TASK BRIEF:
For the string "JSON", find every matching line in the records and copy it.

DATA SUPPLIED:

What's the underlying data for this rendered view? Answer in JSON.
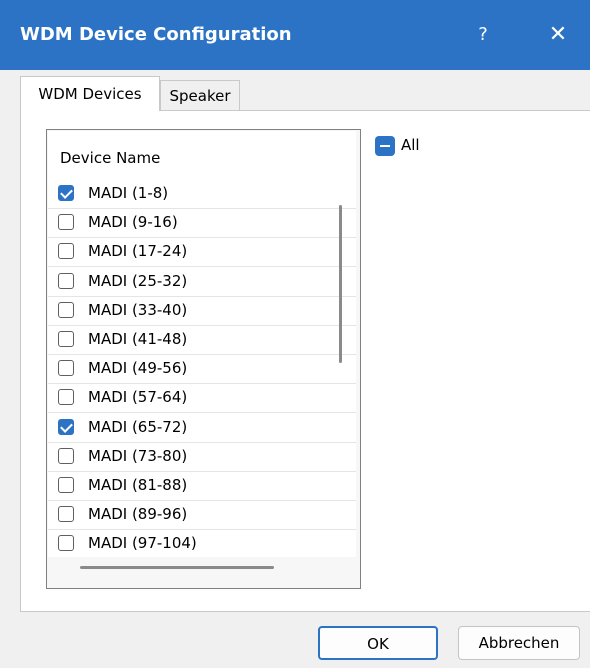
{
  "window": {
    "title": "WDM Device Configuration",
    "help_label": "?",
    "close_label": "✕"
  },
  "tabs": [
    {
      "label": "WDM Devices",
      "active": true
    },
    {
      "label": "Speaker",
      "active": false
    }
  ],
  "list": {
    "column_header": "Device Name",
    "items": [
      {
        "label": "MADI (1-8)",
        "checked": true
      },
      {
        "label": "MADI (9-16)",
        "checked": false
      },
      {
        "label": "MADI (17-24)",
        "checked": false
      },
      {
        "label": "MADI (25-32)",
        "checked": false
      },
      {
        "label": "MADI (33-40)",
        "checked": false
      },
      {
        "label": "MADI (41-48)",
        "checked": false
      },
      {
        "label": "MADI (49-56)",
        "checked": false
      },
      {
        "label": "MADI (57-64)",
        "checked": false
      },
      {
        "label": "MADI (65-72)",
        "checked": true
      },
      {
        "label": "MADI (73-80)",
        "checked": false
      },
      {
        "label": "MADI (81-88)",
        "checked": false
      },
      {
        "label": "MADI (89-96)",
        "checked": false
      },
      {
        "label": "MADI (97-104)",
        "checked": false
      }
    ]
  },
  "all_toggle": {
    "label": "All",
    "state": "indeterminate"
  },
  "buttons": {
    "ok": "OK",
    "cancel": "Abbrechen"
  },
  "colors": {
    "accent": "#2c73c6",
    "background": "#f0f0f0"
  }
}
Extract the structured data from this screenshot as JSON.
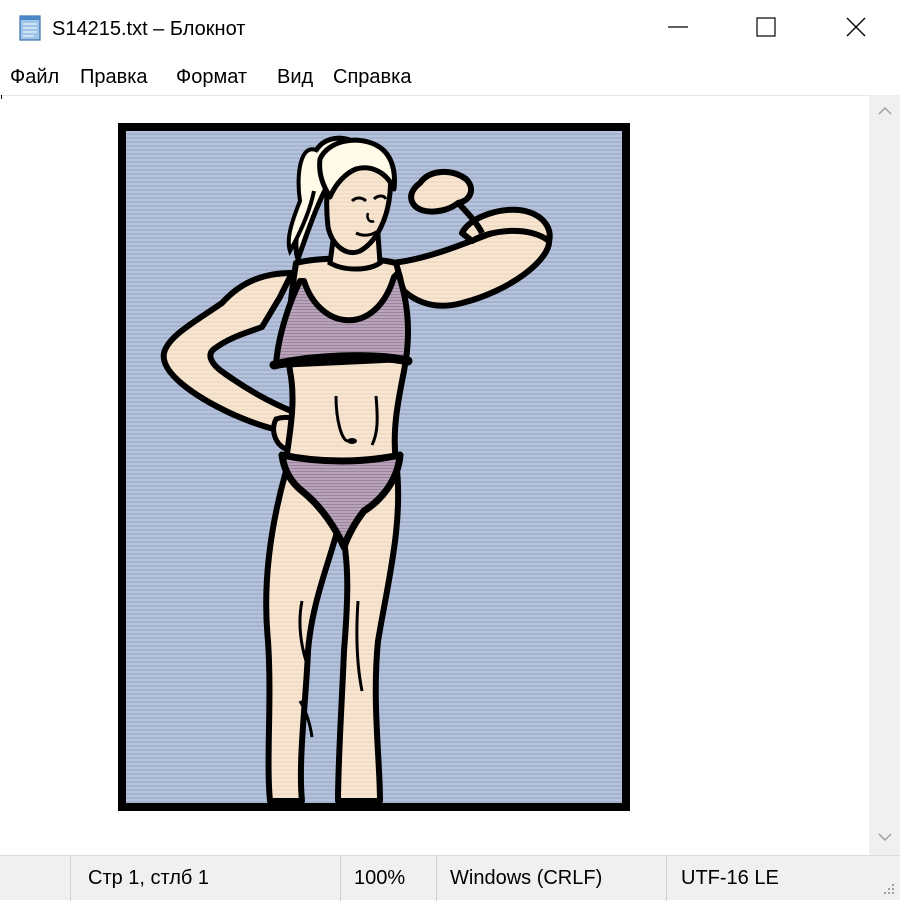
{
  "window": {
    "title": "S14215.txt – Блокнот",
    "icon": "notepad-icon",
    "controls": {
      "minimize": "minimize-icon",
      "maximize": "maximize-icon",
      "close": "close-icon"
    }
  },
  "menu": {
    "items": [
      "Файл",
      "Правка",
      "Формат",
      "Вид",
      "Справка"
    ]
  },
  "document": {
    "content": "ascii-art-image-of-woman-flexing-bicep",
    "colors": {
      "background": "#a4b3cf",
      "skin": "#f3dcc4",
      "garment": "#b8a3b8",
      "outline": "#000000"
    }
  },
  "scrollbar": {
    "up": "chevron-up-icon",
    "down": "chevron-down-icon"
  },
  "status": {
    "position": "Стр 1, стлб 1",
    "zoom": "100%",
    "line_ending": "Windows (CRLF)",
    "encoding": "UTF-16 LE"
  }
}
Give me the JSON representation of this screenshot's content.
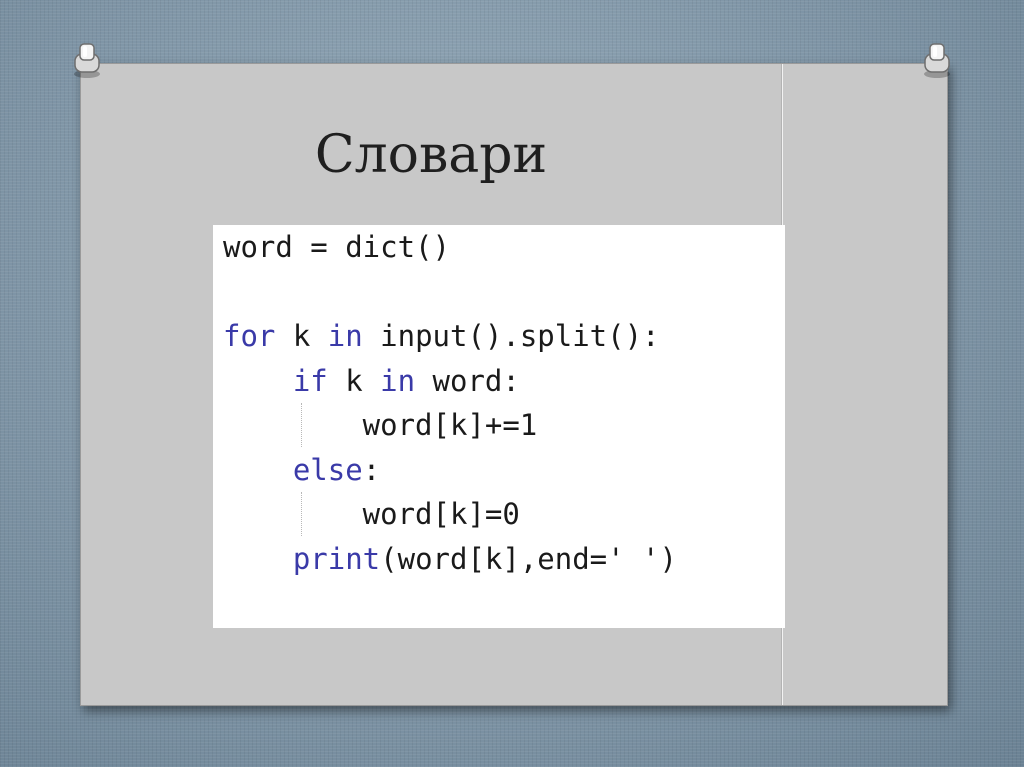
{
  "slide": {
    "title": "Словари"
  },
  "code": {
    "lines": [
      [
        {
          "text": "word = dict()",
          "kind": "plain"
        }
      ],
      [
        {
          "text": "",
          "kind": "plain"
        }
      ],
      [
        {
          "text": "for",
          "kind": "kw"
        },
        {
          "text": " k ",
          "kind": "plain"
        },
        {
          "text": "in",
          "kind": "kw"
        },
        {
          "text": " input().split():",
          "kind": "plain"
        }
      ],
      [
        {
          "text": "    ",
          "kind": "plain"
        },
        {
          "text": "if",
          "kind": "kw"
        },
        {
          "text": " k ",
          "kind": "plain"
        },
        {
          "text": "in",
          "kind": "kw"
        },
        {
          "text": " word:",
          "kind": "plain"
        }
      ],
      [
        {
          "text": "        word[k]+=1",
          "kind": "plain"
        }
      ],
      [
        {
          "text": "    ",
          "kind": "plain"
        },
        {
          "text": "else",
          "kind": "kw"
        },
        {
          "text": ":",
          "kind": "plain"
        }
      ],
      [
        {
          "text": "        word[k]=0",
          "kind": "plain"
        }
      ],
      [
        {
          "text": "    ",
          "kind": "plain"
        },
        {
          "text": "print",
          "kind": "fn"
        },
        {
          "text": "(word[k],end=' ')",
          "kind": "plain"
        }
      ]
    ]
  },
  "colors": {
    "keyword": "#3a3aa8",
    "text": "#1a1a1a",
    "slide_background": "#c8c8c8",
    "desktop_background": "#7f95a6"
  },
  "icons": {
    "left_pin": "pushpin-icon",
    "right_pin": "pushpin-icon"
  }
}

WRITTEN RESPONSE:
What's the underlying data for this rendered view? Answer in JSON.
Extract the structured data from this screenshot as JSON.
Give me the JSON representation of this screenshot's content.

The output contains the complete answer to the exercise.